Are your recruiting tools delivering ROI?

In these series of blogs in partnership with Snap.hr, I’m exploring a number of topics that should be on every in-house talent acquisition (TA) and recruitment teams’ agenda in 2019. Following on from last week’s subject of the partner ecosystem, this week I’m focusing on assessing TA and recruitment tools and their Return on Investment (ROI).

Measuring hiring success 

In talent acquisition and recruitment, hiring success metrics are traditionally measured through a combination of time-to-hire, cost-per-hire and quality-of-hire; in my experience, companies have also used metrics such as the velocity of hiring, percentage of agency-spend, and cost-per-recruiter-seat against overall annual spend to further the assessment of successful hiring. 

Establishing the metrics for success early on will enable the TA function to illustrate the value they provide the individual hiring manager, the team and overall business. Without the agreed method of evaluating success, how can either party know what success really looks like? – having been part of a team that made this mistake (very early on in my career), I can tell you that the process of reviewing data sets that could, depending on how they are interrupted, result in the success or failure, really doesn’t make for a fun workshop. 

In short, get your baseline agreement of what success looks like and bake that into your recruitment strategy and then use this data to accurately report to the business. 

From team to tooling

The overall cost of a TA function is a combination of the people, platform and tools and agency-spend; it’s rare – in my experience – that tools are singled out for their specific ROI. 

With TA budgets allocated by the majority of CFO’s under the banner of ‘cost to the business’, reviews of the ‘spend’ are either quarterly or half-yearly. Red flags seem to be in the form of increased agency spend or low recruiter productivity with less focus on the tools they use daily. 

Exceptions to this are when the subscription is up for renewal or where there is an increase in the subscription fee; at that point, the question default is ‘do we really need to use this tool?’ or ‘is there a cheaper alternative?’. 

How then, do you assess the tools a TA or recruitment professional uses on a day-to-day basis for their ROI? 

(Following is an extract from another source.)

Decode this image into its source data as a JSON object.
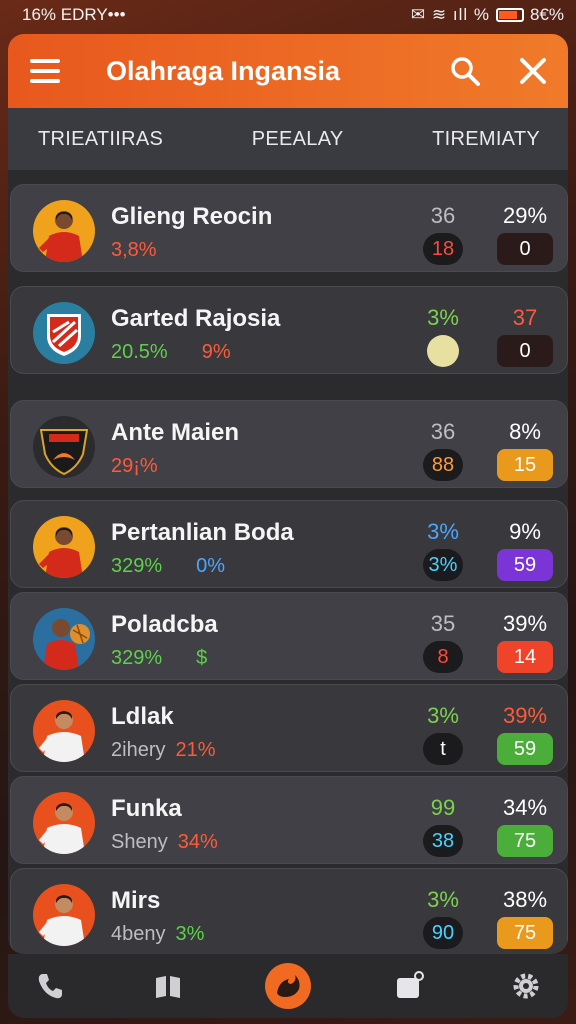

The following are suggestions for you to consider and discuss within your TA team:

    • measuring the candidate attraction and engagement across the platform or via the tool through the use of the native analytics (i.e. candidates viewed, messages sent, response rates); 
    • measuring the conversion rates from each platform in terms of candidates identified, engagement and then moved into the formal recruitment process;
    • calculating the cost-per-candidate acquisition in terms ‘sourcing time’ which is a combination of identifying a shortlist of individuals and then securing that initial acknowledgement (message accepted) or response;
    • tracking the number of relevant individuals within the audience you have access to through the tool or platform-specific to your hiring needs is key (i.e. specific skills, industry sectors, geographic location);
    • requesting feedback from candidates based on the first contact via the tool or platform which could provide further insight into how to maximise the usage;
    • actioning a quarterly review of the cost and functionality of the tools against other new tools and platforms will provide an updated market overview.

What’s the next step? 

If you’re in the process of reviewing the current suite of tools you are using within your TA function, it would be easy to simply sign up to the ‘industry standard’ platforms and tools. 

The advantage you have at this stage is the ability to experiment with a combination of options and demo them before you invest your budget. Aligning your tools to your TA strategy will allow you to execute the strategy more effectively.